## Work task
Search the records for "JSON". Report every line where it occurs.
[[ Data in this exercise open ]]
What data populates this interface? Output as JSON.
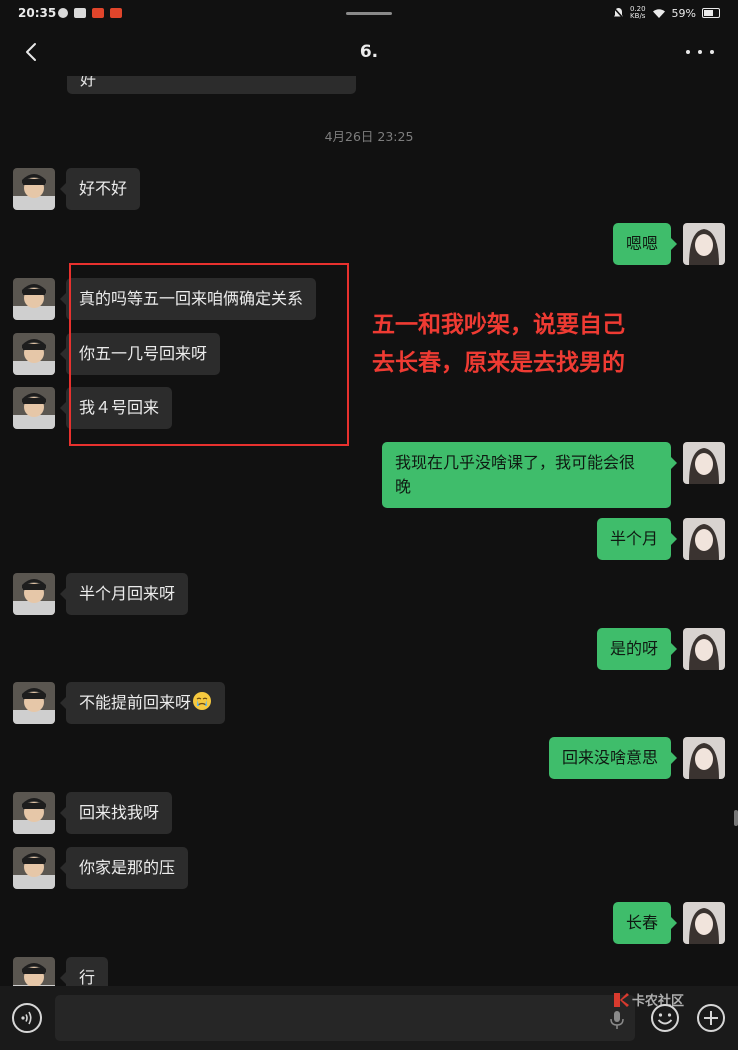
{
  "status_bar": {
    "time": "20:35",
    "net_speed_value": "0.20",
    "net_speed_unit": "KB/s",
    "battery": "59%"
  },
  "nav": {
    "title": "6."
  },
  "chat": {
    "partial_message": "好",
    "timestamp": "4月26日 23:25",
    "messages": [
      {
        "side": "in",
        "text": "好不好"
      },
      {
        "side": "out",
        "text": "嗯嗯"
      },
      {
        "side": "in",
        "text": "真的吗等五一回来咱俩确定关系"
      },
      {
        "side": "in",
        "text": "你五一几号回来呀"
      },
      {
        "side": "in",
        "text": "我４号回来"
      },
      {
        "side": "out",
        "text": "我现在几乎没啥课了，我可能会很\n晚"
      },
      {
        "side": "out",
        "text": "半个月"
      },
      {
        "side": "in",
        "text": "半个月回来呀"
      },
      {
        "side": "out",
        "text": "是的呀"
      },
      {
        "side": "in",
        "text": "不能提前回来呀"
      },
      {
        "side": "out",
        "text": "回来没啥意思"
      },
      {
        "side": "in",
        "text": "回来找我呀"
      },
      {
        "side": "in",
        "text": "你家是那的压"
      },
      {
        "side": "out",
        "text": "长春"
      },
      {
        "side": "in",
        "text": "行"
      }
    ]
  },
  "annotation": {
    "line1": "五一和我吵架，说要自己",
    "line2": "去长春，原来是去找男的",
    "color": "#ef3b33"
  },
  "input_bar": {
    "placeholder": "",
    "watermark": "卡农社区"
  },
  "colors": {
    "background": "#111111",
    "incoming_bubble": "#2c2c2c",
    "outgoing_bubble": "#3fbd6b",
    "annotation_border": "#e8312e"
  },
  "icons": {
    "back": "chevron-left-icon",
    "more": "more-dots-icon",
    "voice": "voice-icon",
    "emoji": "emoji-icon",
    "plus": "plus-icon"
  }
}
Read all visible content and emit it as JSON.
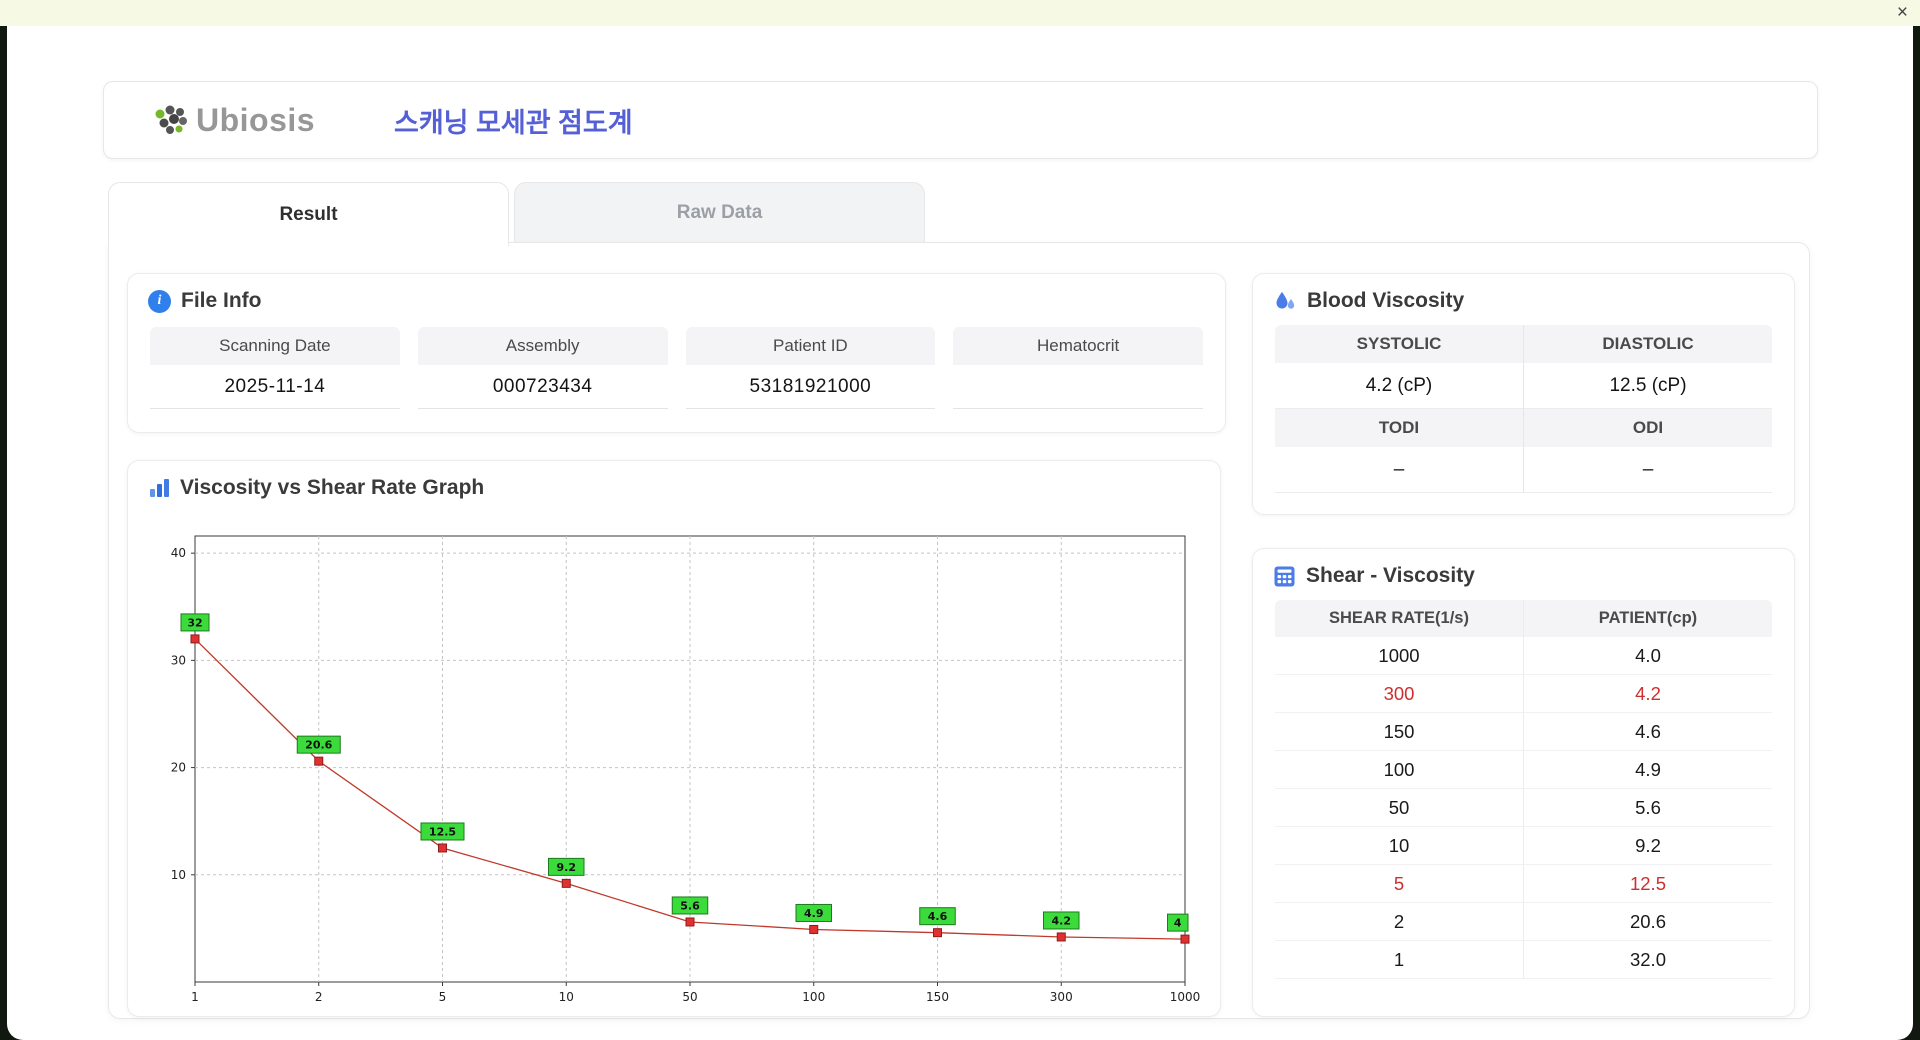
{
  "window": {
    "close_label": "×"
  },
  "header": {
    "logo_text": "Ubiosis",
    "title": "스캐닝 모세관 점도계"
  },
  "tabs": [
    {
      "label": "Result"
    },
    {
      "label": "Raw Data"
    }
  ],
  "file_info": {
    "title": "File Info",
    "fields": [
      {
        "label": "Scanning Date",
        "value": "2025-11-14"
      },
      {
        "label": "Assembly",
        "value": "000723434"
      },
      {
        "label": "Patient ID",
        "value": "53181921000"
      },
      {
        "label": "Hematocrit",
        "value": ""
      }
    ]
  },
  "blood_viscosity": {
    "title": "Blood Viscosity",
    "sections": [
      {
        "headers": [
          "SYSTOLIC",
          "DIASTOLIC"
        ],
        "values": [
          "4.2 (cP)",
          "12.5 (cP)"
        ]
      },
      {
        "headers": [
          "TODI",
          "ODI"
        ],
        "values": [
          "–",
          "–"
        ]
      }
    ]
  },
  "shear_viscosity": {
    "title": "Shear - Viscosity",
    "columns": [
      "SHEAR RATE(1/s)",
      "PATIENT(cp)"
    ],
    "rows": [
      {
        "rate": "1000",
        "patient": "4.0",
        "highlight": false
      },
      {
        "rate": "300",
        "patient": "4.2",
        "highlight": true
      },
      {
        "rate": "150",
        "patient": "4.6",
        "highlight": false
      },
      {
        "rate": "100",
        "patient": "4.9",
        "highlight": false
      },
      {
        "rate": "50",
        "patient": "5.6",
        "highlight": false
      },
      {
        "rate": "10",
        "patient": "9.2",
        "highlight": false
      },
      {
        "rate": "5",
        "patient": "12.5",
        "highlight": true
      },
      {
        "rate": "2",
        "patient": "20.6",
        "highlight": false
      },
      {
        "rate": "1",
        "patient": "32.0",
        "highlight": false
      }
    ]
  },
  "chart_data": {
    "type": "line",
    "title": "Viscosity vs Shear Rate Graph",
    "categories": [
      "1",
      "2",
      "5",
      "10",
      "50",
      "100",
      "150",
      "300",
      "1000"
    ],
    "values": [
      32,
      20.6,
      12.5,
      9.2,
      5.6,
      4.9,
      4.6,
      4.2,
      4
    ],
    "point_labels": [
      "32",
      "20.6",
      "12.5",
      "9.2",
      "5.6",
      "4.9",
      "4.6",
      "4.2",
      "4"
    ],
    "xlabel": "",
    "ylabel": "",
    "yticks": [
      10,
      20,
      30,
      40
    ],
    "ylim": [
      0,
      41.6
    ],
    "grid": true,
    "legend": false,
    "line_color": "#c0392b",
    "marker_color": "#e03131",
    "marker_border": "#8e1c1c",
    "label_bg": "#3bdb3b",
    "label_border": "#1d7a1d"
  },
  "colors": {
    "title_accent": "#5560d6",
    "icon_blue": "#2f6fe0",
    "highlight_red": "#cf2e2e",
    "header_gray_bg": "#f4f4f6",
    "titlebar_bg": "#f6f9e4",
    "desktop_bg": "#10180f",
    "logo_green": "#76b82a"
  }
}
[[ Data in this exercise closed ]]
## Your solution
What data populates this interface? Output as JSON.
Read all visible content and emit it as JSON.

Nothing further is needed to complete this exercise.